(INFORMATION SHOWN)

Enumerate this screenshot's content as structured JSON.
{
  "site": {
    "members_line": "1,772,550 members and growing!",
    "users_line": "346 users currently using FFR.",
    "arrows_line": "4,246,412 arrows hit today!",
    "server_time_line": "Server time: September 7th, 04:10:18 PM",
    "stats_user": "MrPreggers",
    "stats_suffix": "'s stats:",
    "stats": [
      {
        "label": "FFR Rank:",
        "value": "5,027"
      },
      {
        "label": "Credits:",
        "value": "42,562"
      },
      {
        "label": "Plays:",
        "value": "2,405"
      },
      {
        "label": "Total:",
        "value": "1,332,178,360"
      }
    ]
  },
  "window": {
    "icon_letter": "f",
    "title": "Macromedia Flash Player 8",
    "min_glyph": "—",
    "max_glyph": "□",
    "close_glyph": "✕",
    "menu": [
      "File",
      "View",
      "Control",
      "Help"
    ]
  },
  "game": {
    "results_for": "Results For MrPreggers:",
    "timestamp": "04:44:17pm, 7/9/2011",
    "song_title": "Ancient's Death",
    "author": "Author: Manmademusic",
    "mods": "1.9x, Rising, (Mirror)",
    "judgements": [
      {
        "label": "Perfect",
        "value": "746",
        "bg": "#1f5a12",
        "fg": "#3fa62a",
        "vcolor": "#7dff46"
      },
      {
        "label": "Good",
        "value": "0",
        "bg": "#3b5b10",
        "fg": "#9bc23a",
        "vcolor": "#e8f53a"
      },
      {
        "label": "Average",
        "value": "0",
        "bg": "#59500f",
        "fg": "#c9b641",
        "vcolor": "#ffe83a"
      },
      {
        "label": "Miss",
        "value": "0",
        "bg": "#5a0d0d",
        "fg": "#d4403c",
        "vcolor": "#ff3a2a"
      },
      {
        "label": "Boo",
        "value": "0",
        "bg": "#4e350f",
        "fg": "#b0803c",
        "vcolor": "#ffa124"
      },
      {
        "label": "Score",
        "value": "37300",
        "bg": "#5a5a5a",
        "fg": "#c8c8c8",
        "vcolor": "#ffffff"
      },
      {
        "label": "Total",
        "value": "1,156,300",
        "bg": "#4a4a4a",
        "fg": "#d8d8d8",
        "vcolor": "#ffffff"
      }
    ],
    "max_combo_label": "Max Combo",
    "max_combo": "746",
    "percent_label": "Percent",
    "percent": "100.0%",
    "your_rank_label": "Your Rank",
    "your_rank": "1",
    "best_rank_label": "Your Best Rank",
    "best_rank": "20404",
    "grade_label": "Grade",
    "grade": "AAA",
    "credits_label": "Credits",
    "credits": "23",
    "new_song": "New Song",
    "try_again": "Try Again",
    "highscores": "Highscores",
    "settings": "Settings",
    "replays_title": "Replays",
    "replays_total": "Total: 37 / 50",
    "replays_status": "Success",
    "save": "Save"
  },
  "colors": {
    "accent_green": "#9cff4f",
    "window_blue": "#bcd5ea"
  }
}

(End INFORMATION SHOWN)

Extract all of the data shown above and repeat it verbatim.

Enumerate this screenshot's content as structured JSON.
{
  "site": {
    "members_line": "1,772,550 members and growing!",
    "users_line": "346 users currently using FFR.",
    "arrows_line": "4,246,412 arrows hit today!",
    "server_time_line": "Server time: September 7th, 04:10:18 PM",
    "stats_user": "MrPreggers",
    "stats_suffix": "'s stats:",
    "stats": [
      {
        "label": "FFR Rank:",
        "value": "5,027"
      },
      {
        "label": "Credits:",
        "value": "42,562"
      },
      {
        "label": "Plays:",
        "value": "2,405"
      },
      {
        "label": "Total:",
        "value": "1,332,178,360"
      }
    ]
  },
  "window": {
    "icon_letter": "f",
    "title": "Macromedia Flash Player 8",
    "min_glyph": "—",
    "max_glyph": "□",
    "close_glyph": "✕",
    "menu": [
      "File",
      "View",
      "Control",
      "Help"
    ]
  },
  "game": {
    "results_for": "Results For MrPreggers:",
    "timestamp": "04:44:17pm, 7/9/2011",
    "song_title": "Ancient's Death",
    "author": "Author: Manmademusic",
    "mods": "1.9x, Rising, (Mirror)",
    "judgements": [
      {
        "label": "Perfect",
        "value": "746",
        "bg": "#1f5a12",
        "fg": "#3fa62a",
        "vcolor": "#7dff46"
      },
      {
        "label": "Good",
        "value": "0",
        "bg": "#3b5b10",
        "fg": "#9bc23a",
        "vcolor": "#e8f53a"
      },
      {
        "label": "Average",
        "value": "0",
        "bg": "#59500f",
        "fg": "#c9b641",
        "vcolor": "#ffe83a"
      },
      {
        "label": "Miss",
        "value": "0",
        "bg": "#5a0d0d",
        "fg": "#d4403c",
        "vcolor": "#ff3a2a"
      },
      {
        "label": "Boo",
        "value": "0",
        "bg": "#4e350f",
        "fg": "#b0803c",
        "vcolor": "#ffa124"
      },
      {
        "label": "Score",
        "value": "37300",
        "bg": "#5a5a5a",
        "fg": "#c8c8c8",
        "vcolor": "#ffffff"
      },
      {
        "label": "Total",
        "value": "1,156,300",
        "bg": "#4a4a4a",
        "fg": "#d8d8d8",
        "vcolor": "#ffffff"
      }
    ],
    "max_combo_label": "Max Combo",
    "max_combo": "746",
    "percent_label": "Percent",
    "percent": "100.0%",
    "your_rank_label": "Your Rank",
    "your_rank": "1",
    "best_rank_label": "Your Best Rank",
    "best_rank": "20404",
    "grade_label": "Grade",
    "grade": "AAA",
    "credits_label": "Credits",
    "credits": "23",
    "new_song": "New Song",
    "try_again": "Try Again",
    "highscores": "Highscores",
    "settings": "Settings",
    "replays_title": "Replays",
    "replays_total": "Total: 37 / 50",
    "replays_status": "Success",
    "save": "Save"
  },
  "colors": {
    "accent_green": "#9cff4f",
    "window_blue": "#bcd5ea"
  }
}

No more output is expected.